Sixteen years ago, Dave Vasquez first came to Russia from Columbia to study Russian language and literature. Since then, he has succeeded in launching several independent projects, participated in accelerators in Moscow and St. Petersburg, graduated from a Master's program in Barcelona and worked some time with American startups. Now, Dave is living in St. Petersburg and helps novice entrepreneurs develop their businesses. In an interview for ITMO.NEWS, he shared about what you should know before starting a business, how to build a startup ecosystem in such a big country as Russia and why it's best to teach entrepreneurship starting with children at elementary school.
The SumIT Startup School and the MIT Global Startup Labs acceleration programs have both come to a close at ITMO University. Young entrepreneurs from Russia and South Korea have received feedback from an expert board of staff from MIT and ITMO University’s business incubator. Their ideas were presented to potential investors during the DemoDay closing event on August 10.
Do you live in St. Petersburg? Then you’re likely aware of what it’s like to live in a rainy climate. You always need an umbrella, your choice of clothing is limited, driving is a hassle, you need to carry around all the extra stuff, can’t spend as much time in parks as you’d like to and, of course, the rain outside puts you in a mood. Do not fret – the age of technology has a solution to any problem. ITMO.NEWS has put together a list of inventions, both clever and odd, that help people live, laugh and love despite the rain.
On July 31, ITMO University’s business incubator launched the International SumIT Summer School. This year the acceleration program will welcome young entrepreneurs from South Korea. Three startups, each supervised by a Russian mentor, will work and study here for two weeks. ITMO.NEWS explains what sort of a program the business incubator has prepared for its Korean colleagues and what projects they have brought with them.

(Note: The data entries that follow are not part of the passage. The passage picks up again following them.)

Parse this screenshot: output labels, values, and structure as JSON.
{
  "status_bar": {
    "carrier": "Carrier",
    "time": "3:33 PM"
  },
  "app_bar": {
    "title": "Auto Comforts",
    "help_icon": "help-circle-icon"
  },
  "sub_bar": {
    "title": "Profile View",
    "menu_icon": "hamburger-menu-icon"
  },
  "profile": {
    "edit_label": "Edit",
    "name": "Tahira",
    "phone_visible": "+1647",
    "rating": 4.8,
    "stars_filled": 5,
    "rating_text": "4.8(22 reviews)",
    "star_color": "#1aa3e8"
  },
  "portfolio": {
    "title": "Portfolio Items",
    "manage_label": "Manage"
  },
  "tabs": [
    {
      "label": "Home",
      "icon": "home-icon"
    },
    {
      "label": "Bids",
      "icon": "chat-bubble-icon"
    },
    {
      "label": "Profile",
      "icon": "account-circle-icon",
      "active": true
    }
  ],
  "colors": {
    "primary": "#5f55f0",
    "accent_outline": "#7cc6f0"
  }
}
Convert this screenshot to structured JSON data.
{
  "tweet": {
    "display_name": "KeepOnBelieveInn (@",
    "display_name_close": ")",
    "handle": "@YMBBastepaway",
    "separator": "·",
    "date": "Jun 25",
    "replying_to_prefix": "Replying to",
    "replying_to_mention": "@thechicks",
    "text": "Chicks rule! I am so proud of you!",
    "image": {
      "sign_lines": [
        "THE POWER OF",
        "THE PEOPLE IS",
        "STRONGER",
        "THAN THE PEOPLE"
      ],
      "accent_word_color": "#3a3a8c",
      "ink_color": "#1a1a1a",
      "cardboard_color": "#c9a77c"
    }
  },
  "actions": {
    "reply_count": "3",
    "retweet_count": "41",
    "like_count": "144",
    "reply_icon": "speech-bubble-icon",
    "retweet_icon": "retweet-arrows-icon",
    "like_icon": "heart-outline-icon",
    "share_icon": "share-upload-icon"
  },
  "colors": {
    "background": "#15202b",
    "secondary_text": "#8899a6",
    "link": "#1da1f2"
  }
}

The eight-week MIT Global Startup Labs program, organized by the Massachusetts Institute of Technology, was launched in June at ITMO University’s business incubator. 29 students and graduates from St. Petersburg, Moscow and Irkutsk, supervised by mentors from MIT and Sloan School of Management, are given two months to assemble a team, present a prototype of a new mobile application and to develop its marketing strategy. In August the participants will present final prototypes to potential investors. ITMO.NEWS describes the apps that very soon might be a part of your mobile experience.
The company AGCT, a resident of ITMO University’s Technopark, will receive funding of more than 44 million rubles from RBV Capital Fund. The contract was signed during the Startup Village conference. The company is working on development of a complete cure for HIV. Startup Village also featured the residents of the Future Technologies business accelerator and the “New Generation of Supercapacitors” project headed by advisor to ITMO’s Vice Rector for Research.
MIT Global Startup Labs program started off in the Business Incubator of ITMO University in June. The program goes on for eight weeks and is organized by Massachusetts Institute of Technology. Starting from the year 2000, a similar MIT GSL program has been carried out in 14 countries, altogether 59 times. This summer marks the first time that the program is conducted in Russia. The goal for the students from St. Petersburg, Moscow and Irkutsk is to gather their teams and to come up with a prototype for a mobile application and a marketing strategy with the help of curators from MIT and Sloan School of Management.